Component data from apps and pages
^^^^^^^^^^^^^^^^
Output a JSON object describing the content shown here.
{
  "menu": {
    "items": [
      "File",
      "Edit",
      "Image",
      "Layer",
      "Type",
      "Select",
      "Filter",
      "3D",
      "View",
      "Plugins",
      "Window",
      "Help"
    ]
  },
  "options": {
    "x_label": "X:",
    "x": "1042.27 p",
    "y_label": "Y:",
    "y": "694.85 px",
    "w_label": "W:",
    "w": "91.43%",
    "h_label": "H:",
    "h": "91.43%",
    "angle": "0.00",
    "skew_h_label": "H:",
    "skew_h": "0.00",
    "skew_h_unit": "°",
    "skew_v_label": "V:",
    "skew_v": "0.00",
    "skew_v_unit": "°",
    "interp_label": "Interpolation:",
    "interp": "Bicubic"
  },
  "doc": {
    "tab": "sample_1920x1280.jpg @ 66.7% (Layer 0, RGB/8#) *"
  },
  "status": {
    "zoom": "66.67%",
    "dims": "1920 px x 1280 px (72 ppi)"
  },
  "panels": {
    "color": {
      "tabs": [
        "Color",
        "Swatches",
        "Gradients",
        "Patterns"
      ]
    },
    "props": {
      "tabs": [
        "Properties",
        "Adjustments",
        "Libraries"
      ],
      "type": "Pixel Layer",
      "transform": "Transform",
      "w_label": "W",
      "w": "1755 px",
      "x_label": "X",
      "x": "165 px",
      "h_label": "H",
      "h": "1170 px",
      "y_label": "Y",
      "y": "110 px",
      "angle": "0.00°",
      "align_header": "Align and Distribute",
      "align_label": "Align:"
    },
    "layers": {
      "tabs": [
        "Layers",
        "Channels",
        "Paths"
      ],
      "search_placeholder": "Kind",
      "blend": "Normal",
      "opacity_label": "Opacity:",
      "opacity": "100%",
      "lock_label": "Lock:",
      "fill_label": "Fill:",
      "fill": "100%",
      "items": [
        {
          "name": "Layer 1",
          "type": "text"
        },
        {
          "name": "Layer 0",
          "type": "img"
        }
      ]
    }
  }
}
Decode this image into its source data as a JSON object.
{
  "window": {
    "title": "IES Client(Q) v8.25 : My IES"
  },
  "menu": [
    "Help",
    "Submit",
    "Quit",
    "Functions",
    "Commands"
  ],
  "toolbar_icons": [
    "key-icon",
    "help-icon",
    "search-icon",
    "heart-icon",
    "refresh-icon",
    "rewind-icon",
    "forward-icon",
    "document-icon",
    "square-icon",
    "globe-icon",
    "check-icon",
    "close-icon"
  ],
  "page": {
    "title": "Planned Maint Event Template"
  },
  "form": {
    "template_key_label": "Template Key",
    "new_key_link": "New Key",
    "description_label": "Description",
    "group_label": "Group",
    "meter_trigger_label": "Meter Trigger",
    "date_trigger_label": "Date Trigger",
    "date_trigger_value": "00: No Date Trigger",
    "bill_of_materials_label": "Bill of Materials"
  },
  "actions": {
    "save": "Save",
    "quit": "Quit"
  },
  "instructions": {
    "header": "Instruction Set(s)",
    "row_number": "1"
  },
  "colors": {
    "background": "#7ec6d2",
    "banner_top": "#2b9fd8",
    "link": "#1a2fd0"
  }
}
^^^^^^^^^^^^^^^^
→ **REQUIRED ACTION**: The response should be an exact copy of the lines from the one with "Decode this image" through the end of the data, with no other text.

→ **RESPONSE AREA**:
Decode this image into its source data as a JSON object.
{
  "window": {
    "title": "IES Client(Q) v8.25 : My IES"
  },
  "menu": [
    "Help",
    "Submit",
    "Quit",
    "Functions",
    "Commands"
  ],
  "toolbar_icons": [
    "key-icon",
    "help-icon",
    "search-icon",
    "heart-icon",
    "refresh-icon",
    "rewind-icon",
    "forward-icon",
    "document-icon",
    "square-icon",
    "globe-icon",
    "check-icon",
    "close-icon"
  ],
  "page": {
    "title": "Planned Maint Event Template"
  },
  "form": {
    "template_key_label": "Template Key",
    "new_key_link": "New Key",
    "description_label": "Description",
    "group_label": "Group",
    "meter_trigger_label": "Meter Trigger",
    "date_trigger_label": "Date Trigger",
    "date_trigger_value": "00: No Date Trigger",
    "bill_of_materials_label": "Bill of Materials"
  },
  "actions": {
    "save": "Save",
    "quit": "Quit"
  },
  "instructions": {
    "header": "Instruction Set(s)",
    "row_number": "1"
  },
  "colors": {
    "background": "#7ec6d2",
    "banner_top": "#2b9fd8",
    "link": "#1a2fd0"
  }
}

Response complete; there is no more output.